In Happiness and the Art of Being, chapter 8, 'The Science of Consciousness', on pages 386 to 390 of the present e-book version I discuss the modern field of study that is known as 'consciousness studies' or the 'science of consciousness', and I explain that any true science of consciousness must clearly distinguish consciousness from any object or phenomenon known by consciousness, a process that in the philosophy of advaita vedanta is known as drik drisya viveka or 'discrimination between the seer and the seen'. In this context I write on pages 388 to 389 of the present e-book version:
... Until we understand this basic distinction between consciousness and even the subtlest object known by it, we will not be able to focus our attention solely and exclusively upon our essential consciousness, and thus we will not be able to experience it as it really is — that is, as our pure and unadulterated consciousness of our own being, which is devoid of even the slightest trace of duality or otherness.While revising Happiness and the Art of Being in preparation for its forthcoming publication in print I have modified and expanded the next paragraph and added a new paragraph, so the next four paragraphs will read as follows:
Unless modern scientists are willing to accept this fundamental but very simple principle, all their efforts to understand consciousness will be misdirected. Any scientist who imagines that they can understand consciousness by studying our physical brain, its electrochemical activity or its cognitive function, has failed to understand that all these things are merely objects that are known by consciousness as other than itself.
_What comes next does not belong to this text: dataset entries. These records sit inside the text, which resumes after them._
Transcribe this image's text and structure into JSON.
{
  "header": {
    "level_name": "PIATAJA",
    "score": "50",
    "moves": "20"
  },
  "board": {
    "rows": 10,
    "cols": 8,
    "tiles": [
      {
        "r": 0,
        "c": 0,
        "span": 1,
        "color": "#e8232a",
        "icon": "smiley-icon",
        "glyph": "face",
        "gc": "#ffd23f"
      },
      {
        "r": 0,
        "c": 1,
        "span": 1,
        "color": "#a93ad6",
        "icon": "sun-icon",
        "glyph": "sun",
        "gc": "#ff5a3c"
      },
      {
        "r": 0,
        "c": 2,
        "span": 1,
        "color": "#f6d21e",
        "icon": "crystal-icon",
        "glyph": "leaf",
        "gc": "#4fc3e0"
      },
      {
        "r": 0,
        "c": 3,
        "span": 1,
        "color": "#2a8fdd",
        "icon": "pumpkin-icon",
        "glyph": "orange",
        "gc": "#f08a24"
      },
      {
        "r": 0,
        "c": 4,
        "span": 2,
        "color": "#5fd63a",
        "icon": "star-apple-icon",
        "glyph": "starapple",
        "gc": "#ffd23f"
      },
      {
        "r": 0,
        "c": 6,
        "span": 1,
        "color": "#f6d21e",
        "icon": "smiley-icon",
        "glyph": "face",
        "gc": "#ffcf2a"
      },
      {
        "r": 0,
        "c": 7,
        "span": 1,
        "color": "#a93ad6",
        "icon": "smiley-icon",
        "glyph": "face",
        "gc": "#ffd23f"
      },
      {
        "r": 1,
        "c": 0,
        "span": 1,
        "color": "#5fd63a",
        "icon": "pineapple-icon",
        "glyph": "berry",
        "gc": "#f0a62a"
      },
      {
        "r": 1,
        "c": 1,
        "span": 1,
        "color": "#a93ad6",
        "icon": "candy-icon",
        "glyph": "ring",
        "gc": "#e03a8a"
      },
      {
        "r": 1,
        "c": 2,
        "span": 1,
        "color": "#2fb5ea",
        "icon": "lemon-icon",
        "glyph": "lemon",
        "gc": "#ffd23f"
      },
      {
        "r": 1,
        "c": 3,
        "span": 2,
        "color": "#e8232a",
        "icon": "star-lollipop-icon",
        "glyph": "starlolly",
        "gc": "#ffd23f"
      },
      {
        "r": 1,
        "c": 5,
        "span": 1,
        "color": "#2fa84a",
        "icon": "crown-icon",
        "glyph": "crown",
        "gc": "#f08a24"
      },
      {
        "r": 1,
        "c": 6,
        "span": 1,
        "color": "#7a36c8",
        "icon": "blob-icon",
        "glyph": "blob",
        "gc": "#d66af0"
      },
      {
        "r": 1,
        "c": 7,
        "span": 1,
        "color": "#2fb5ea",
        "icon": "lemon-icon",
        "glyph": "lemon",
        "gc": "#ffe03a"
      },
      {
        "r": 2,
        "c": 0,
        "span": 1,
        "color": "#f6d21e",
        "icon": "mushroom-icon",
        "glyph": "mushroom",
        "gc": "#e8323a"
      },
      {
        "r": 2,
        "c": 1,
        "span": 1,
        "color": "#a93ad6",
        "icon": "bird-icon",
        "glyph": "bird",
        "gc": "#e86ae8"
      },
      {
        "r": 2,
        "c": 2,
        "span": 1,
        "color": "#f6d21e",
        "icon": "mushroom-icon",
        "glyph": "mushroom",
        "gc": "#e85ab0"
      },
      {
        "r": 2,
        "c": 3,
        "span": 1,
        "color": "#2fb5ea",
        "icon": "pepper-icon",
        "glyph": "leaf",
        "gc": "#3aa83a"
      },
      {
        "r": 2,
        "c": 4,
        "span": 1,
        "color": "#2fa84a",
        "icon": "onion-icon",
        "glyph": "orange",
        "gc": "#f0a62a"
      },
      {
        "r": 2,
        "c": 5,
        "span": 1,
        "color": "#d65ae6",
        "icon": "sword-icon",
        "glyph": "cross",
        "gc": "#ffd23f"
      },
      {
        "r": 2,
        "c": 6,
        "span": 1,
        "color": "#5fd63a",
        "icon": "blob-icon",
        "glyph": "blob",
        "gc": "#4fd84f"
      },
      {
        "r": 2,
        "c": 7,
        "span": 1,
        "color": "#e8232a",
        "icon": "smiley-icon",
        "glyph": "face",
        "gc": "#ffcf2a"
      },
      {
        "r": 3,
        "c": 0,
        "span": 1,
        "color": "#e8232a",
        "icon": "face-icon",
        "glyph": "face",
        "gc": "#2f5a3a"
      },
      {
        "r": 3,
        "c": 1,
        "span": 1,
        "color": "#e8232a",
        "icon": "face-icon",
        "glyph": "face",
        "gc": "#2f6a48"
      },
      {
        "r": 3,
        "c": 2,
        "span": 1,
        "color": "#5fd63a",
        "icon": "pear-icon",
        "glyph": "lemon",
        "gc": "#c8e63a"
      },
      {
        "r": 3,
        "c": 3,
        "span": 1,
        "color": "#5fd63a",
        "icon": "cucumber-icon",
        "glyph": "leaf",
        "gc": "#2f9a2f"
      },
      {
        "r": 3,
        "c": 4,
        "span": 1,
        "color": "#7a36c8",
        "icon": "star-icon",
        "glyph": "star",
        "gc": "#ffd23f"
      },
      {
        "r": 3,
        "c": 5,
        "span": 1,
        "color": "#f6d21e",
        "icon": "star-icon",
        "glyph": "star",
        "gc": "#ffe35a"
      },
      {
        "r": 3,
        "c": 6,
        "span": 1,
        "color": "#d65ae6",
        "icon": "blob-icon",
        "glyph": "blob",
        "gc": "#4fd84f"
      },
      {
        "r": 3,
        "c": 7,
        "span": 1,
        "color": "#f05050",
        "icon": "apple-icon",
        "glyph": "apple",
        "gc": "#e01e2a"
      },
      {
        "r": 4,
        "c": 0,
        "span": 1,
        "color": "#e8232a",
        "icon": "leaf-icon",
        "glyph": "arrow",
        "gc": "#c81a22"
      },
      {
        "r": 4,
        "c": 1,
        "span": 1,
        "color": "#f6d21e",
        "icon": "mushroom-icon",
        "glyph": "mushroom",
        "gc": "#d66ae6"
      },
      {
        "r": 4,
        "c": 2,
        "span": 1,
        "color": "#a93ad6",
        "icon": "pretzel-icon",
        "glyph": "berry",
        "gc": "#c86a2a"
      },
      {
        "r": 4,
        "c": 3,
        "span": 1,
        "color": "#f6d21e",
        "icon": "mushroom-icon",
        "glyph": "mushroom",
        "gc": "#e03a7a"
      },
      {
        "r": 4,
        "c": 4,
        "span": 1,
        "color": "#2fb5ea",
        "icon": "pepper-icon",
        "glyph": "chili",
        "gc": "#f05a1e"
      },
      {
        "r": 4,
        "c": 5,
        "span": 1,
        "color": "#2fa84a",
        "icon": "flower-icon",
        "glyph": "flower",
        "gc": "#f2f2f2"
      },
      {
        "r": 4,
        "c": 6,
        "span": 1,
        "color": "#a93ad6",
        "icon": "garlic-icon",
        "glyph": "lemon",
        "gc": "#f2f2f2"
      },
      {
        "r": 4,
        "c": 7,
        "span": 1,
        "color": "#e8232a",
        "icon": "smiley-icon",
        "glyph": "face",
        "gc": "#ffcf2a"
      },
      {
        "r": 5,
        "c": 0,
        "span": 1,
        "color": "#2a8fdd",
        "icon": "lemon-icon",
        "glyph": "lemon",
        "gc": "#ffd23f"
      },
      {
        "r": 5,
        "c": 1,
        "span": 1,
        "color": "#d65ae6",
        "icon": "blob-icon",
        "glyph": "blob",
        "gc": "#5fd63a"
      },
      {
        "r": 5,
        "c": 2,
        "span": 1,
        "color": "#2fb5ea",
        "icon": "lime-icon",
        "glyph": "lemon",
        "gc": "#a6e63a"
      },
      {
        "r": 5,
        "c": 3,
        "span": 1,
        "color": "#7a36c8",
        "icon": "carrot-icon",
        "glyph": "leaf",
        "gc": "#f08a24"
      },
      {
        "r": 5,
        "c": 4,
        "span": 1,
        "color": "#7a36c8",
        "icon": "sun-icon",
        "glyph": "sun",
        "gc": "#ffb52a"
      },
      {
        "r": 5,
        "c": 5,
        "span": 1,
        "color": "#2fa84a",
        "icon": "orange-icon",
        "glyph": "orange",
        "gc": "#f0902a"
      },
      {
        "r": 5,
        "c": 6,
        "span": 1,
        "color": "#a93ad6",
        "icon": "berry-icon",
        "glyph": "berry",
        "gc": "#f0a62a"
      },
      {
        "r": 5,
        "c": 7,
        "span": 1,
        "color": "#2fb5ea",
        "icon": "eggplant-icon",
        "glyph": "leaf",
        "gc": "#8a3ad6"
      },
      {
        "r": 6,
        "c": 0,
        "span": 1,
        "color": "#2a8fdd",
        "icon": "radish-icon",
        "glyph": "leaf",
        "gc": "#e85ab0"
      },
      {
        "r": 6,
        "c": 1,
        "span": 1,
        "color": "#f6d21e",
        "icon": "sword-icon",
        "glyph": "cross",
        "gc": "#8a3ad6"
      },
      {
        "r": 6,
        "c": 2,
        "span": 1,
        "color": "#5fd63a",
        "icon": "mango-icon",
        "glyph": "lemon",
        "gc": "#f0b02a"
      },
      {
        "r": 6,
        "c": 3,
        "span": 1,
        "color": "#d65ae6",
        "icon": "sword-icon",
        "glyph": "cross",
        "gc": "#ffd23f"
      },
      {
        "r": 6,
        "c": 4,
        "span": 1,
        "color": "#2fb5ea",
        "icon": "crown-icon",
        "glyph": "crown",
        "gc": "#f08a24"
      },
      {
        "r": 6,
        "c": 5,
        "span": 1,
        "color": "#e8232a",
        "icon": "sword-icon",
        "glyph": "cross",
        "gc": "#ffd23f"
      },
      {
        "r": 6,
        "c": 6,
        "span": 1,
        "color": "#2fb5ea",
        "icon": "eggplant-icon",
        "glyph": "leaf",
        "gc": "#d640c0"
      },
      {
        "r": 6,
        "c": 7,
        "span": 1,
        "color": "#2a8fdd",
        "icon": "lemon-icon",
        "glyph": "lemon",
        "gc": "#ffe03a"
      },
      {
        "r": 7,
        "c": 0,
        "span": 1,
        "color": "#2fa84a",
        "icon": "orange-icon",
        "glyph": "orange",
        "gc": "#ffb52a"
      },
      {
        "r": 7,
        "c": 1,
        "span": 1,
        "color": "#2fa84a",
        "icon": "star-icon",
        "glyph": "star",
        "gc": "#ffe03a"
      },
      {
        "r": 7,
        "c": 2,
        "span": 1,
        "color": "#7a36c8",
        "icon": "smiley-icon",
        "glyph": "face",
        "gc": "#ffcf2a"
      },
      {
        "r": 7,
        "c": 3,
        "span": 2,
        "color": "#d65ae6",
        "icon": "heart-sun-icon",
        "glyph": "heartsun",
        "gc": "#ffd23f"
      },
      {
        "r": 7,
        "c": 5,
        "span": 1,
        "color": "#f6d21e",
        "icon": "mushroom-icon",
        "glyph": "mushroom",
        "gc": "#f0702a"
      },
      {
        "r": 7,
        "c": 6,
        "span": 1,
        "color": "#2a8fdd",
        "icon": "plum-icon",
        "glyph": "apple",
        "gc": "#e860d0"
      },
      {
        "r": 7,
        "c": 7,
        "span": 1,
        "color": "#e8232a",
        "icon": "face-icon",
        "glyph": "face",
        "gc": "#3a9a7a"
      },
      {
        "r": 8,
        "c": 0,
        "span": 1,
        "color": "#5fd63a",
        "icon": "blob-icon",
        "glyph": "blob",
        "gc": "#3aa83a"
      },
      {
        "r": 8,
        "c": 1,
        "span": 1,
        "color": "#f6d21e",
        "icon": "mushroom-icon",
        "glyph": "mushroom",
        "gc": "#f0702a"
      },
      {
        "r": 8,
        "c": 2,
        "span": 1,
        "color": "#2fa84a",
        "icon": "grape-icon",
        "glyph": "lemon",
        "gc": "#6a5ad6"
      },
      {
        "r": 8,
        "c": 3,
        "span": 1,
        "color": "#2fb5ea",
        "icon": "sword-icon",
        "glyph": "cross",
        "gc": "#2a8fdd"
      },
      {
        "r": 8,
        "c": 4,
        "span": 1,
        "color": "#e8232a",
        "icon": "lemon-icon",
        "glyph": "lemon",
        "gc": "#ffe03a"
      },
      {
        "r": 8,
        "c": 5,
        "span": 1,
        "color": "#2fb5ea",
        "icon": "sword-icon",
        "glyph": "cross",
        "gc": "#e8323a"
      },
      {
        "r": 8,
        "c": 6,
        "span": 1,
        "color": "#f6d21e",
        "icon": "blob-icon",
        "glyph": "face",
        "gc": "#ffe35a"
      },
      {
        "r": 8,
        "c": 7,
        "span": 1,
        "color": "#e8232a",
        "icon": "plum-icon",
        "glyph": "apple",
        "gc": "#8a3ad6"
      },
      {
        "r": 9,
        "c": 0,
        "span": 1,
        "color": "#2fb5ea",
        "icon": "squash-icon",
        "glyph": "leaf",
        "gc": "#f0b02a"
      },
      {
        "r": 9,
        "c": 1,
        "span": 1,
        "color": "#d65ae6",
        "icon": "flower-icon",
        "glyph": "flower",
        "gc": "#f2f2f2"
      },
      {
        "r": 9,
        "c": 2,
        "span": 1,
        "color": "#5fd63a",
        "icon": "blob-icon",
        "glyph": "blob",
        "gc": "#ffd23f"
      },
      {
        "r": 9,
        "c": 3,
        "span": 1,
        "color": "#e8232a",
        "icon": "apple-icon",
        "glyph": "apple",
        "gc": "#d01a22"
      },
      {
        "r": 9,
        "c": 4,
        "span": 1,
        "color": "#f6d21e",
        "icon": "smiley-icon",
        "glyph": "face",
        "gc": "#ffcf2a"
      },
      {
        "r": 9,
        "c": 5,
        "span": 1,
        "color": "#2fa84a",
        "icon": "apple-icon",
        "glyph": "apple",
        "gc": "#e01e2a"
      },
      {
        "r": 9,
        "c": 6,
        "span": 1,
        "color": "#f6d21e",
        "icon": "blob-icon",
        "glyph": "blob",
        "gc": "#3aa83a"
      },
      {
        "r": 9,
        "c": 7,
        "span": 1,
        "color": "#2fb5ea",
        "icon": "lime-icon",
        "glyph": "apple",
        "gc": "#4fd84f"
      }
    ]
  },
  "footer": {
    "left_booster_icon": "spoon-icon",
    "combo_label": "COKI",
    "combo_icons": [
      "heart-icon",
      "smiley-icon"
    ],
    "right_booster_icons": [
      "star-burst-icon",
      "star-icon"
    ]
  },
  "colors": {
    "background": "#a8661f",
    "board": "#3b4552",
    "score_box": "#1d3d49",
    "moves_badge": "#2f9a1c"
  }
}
Our body, its brain, the many biochemical and electrochemical processes that occur within it, and the functioning of its cognitive processes, are all thoughts or mental images that arise in our mind due to our power of imagination, as also is the illusion that our consciousness is centred in our brain. In the actual experience of each one of us, our consciousness is always present and is clearly known by us as 'I am' even when we are not conscious of our present body or any other body, and though the rising and functioning of our mind is only a temporary phenomenon, no other phenomenon such as a body or brain can ever appear unless our mind rises to know it. Therefore, since we experience our mind whenever we experience our physical body or any other thing in this material world, we have no valid reason to believe or even to suppose that the existence of this world preceded the existence of our mind, or that our mind is a phenomenon that arises due to the functioning of our brain.
Since we experience our mind even when we do not experience our present body, as in dream, and even when we have no idea about the brain in this body, our mind is something that is clearly distinct from both our body and our brain. Moreover, since we experience our consciousness even when we do not experience our mind, our present body or any other body, as in sleep, our consciousness is something that is clearly distinct from both our mind and our body, and consequently from the brain in this body.
Since all that we know about our brain is just a collection of thoughts that arise in our mind, we can never discover the true nature either of our mind or of the basic consciousness that underlies it by studying the functioning of our brain. In fact by thinking in any way about our brain or any other such objective phenomenon, we are only diverting our attention away from ourself — that is, away from the consciousness that we seek to know.
Even if we knew nothing about our brain, we would still know 'I am', so if we truly wish to know the true nature of this basic consciousness that we experience as 'I am', we need not attempt to know anything about our brain. All we need do is to turn our attention away from everything that is known by us as other than our essential consciousness, and to focus it instead only upon our consciousness that knows all those other things.